| WHAT THE EXERCISE ASKS |
Copy out all lines in the data below containing the string "name".

(RECORD EXCERPTS begins)

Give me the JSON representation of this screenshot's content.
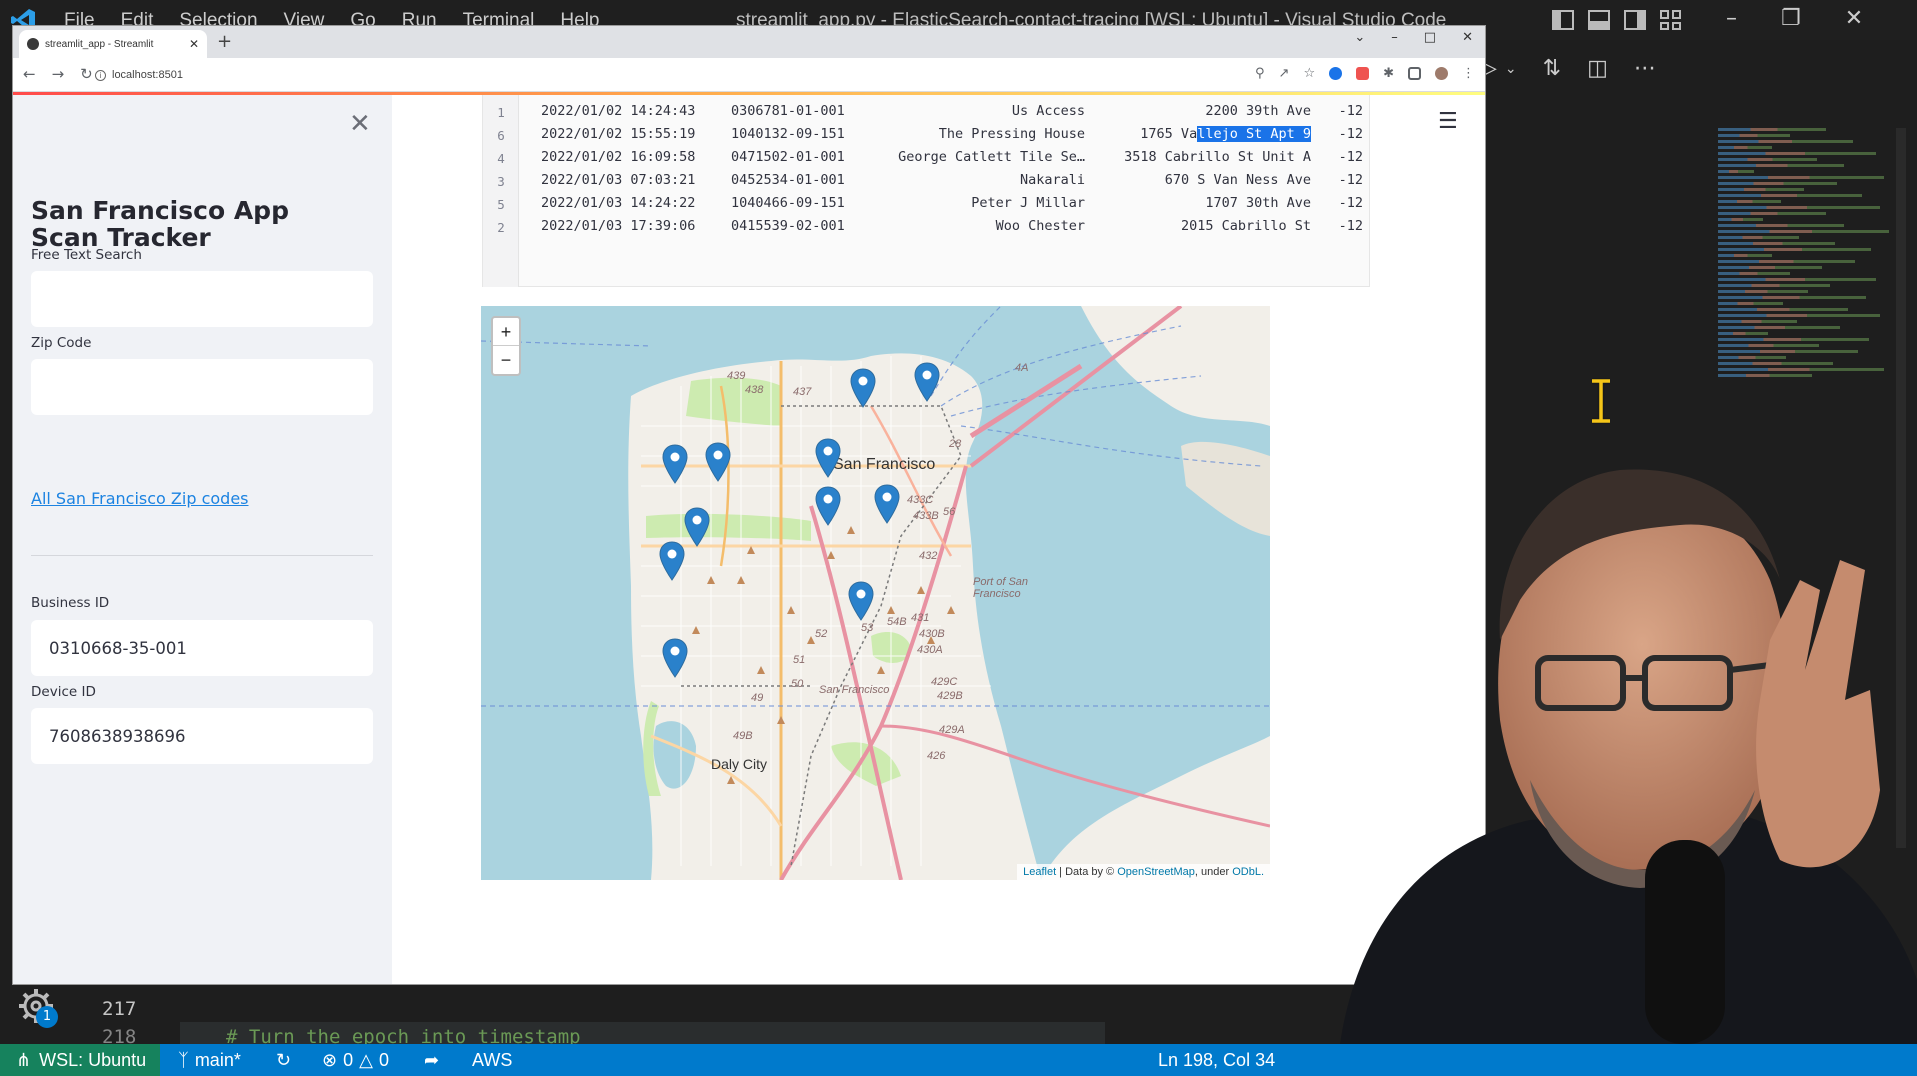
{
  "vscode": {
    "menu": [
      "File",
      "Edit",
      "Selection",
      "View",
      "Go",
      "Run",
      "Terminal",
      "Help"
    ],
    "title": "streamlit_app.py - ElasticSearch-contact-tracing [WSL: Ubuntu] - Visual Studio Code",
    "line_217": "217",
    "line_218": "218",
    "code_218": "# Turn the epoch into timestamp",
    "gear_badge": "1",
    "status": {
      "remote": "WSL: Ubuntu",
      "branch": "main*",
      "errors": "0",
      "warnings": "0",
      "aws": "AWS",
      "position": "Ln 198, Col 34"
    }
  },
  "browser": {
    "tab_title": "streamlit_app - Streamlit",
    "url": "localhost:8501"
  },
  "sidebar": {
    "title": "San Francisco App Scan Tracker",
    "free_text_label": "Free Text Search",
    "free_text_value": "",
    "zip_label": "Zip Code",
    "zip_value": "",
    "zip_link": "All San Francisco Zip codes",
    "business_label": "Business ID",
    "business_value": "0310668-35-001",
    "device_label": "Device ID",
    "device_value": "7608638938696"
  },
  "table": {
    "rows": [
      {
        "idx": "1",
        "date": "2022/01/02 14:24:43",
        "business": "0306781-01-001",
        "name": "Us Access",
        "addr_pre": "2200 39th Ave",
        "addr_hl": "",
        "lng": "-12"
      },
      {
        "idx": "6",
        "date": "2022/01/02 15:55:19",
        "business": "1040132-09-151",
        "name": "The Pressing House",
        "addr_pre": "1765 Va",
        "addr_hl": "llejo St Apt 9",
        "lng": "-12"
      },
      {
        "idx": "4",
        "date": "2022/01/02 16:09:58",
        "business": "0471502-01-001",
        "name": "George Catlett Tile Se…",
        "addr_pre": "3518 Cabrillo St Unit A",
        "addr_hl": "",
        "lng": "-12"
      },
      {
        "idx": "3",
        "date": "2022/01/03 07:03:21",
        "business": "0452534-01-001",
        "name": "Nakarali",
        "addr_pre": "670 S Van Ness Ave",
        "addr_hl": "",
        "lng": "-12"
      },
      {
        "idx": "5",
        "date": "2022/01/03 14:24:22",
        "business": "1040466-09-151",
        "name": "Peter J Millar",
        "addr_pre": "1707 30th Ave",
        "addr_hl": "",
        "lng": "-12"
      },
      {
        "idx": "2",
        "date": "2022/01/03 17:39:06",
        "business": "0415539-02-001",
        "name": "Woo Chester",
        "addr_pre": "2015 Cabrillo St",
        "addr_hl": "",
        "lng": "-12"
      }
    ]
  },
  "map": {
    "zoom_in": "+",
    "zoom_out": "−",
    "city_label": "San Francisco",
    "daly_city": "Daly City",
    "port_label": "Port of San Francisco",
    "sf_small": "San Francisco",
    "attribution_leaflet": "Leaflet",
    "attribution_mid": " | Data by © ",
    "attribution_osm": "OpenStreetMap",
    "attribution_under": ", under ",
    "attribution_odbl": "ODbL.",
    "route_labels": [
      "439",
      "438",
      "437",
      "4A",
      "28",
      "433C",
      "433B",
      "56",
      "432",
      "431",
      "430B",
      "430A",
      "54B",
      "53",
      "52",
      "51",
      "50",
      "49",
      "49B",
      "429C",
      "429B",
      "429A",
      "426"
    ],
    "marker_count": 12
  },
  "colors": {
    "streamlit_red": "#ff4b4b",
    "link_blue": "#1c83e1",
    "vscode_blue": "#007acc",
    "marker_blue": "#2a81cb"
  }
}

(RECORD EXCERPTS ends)
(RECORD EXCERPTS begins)

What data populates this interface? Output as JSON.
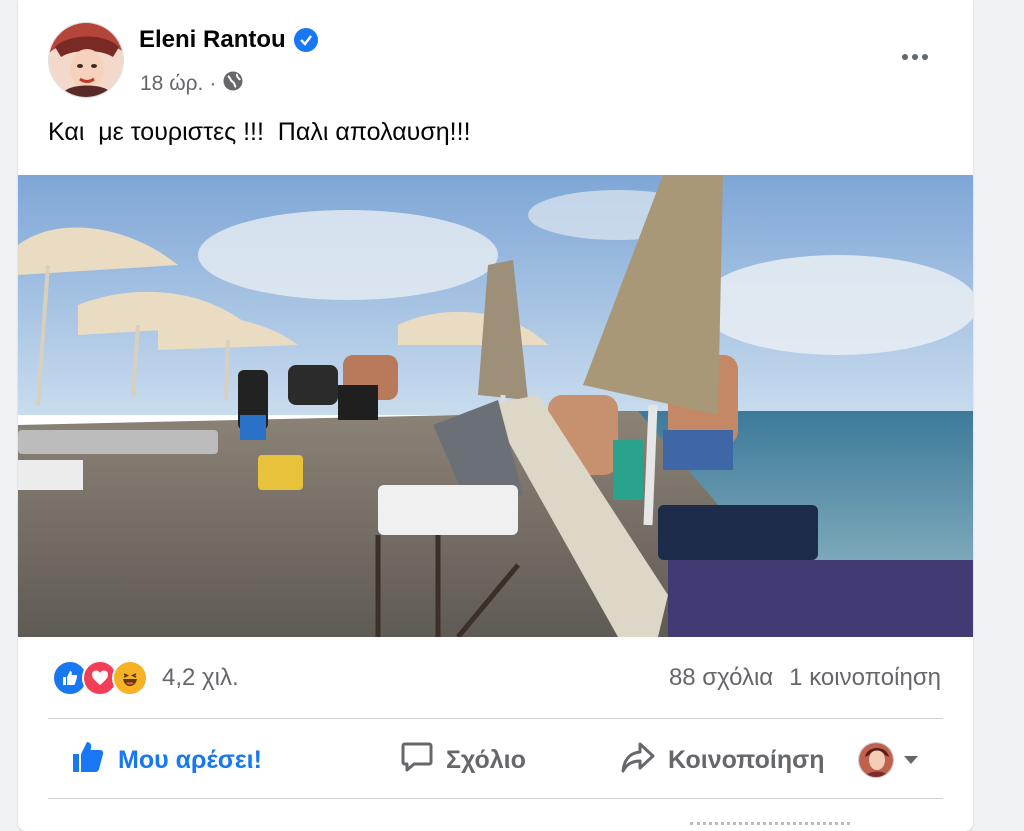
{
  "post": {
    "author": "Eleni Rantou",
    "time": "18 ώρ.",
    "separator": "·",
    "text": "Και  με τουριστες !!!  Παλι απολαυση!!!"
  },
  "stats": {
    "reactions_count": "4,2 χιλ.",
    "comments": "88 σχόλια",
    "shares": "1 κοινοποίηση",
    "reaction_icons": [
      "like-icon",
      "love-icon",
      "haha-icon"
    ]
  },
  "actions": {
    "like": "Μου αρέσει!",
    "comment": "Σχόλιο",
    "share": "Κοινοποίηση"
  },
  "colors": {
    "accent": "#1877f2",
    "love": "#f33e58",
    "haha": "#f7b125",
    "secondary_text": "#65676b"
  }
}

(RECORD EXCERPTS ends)

| OUTPUT FOR THIS TASK |
        "name": "Us Access",
        "name": "The Pressing House",
        "name": "George Catlett Tile Se…",
        "name": "Nakarali",
        "name": "Peter J Millar",
        "name": "Woo Chester",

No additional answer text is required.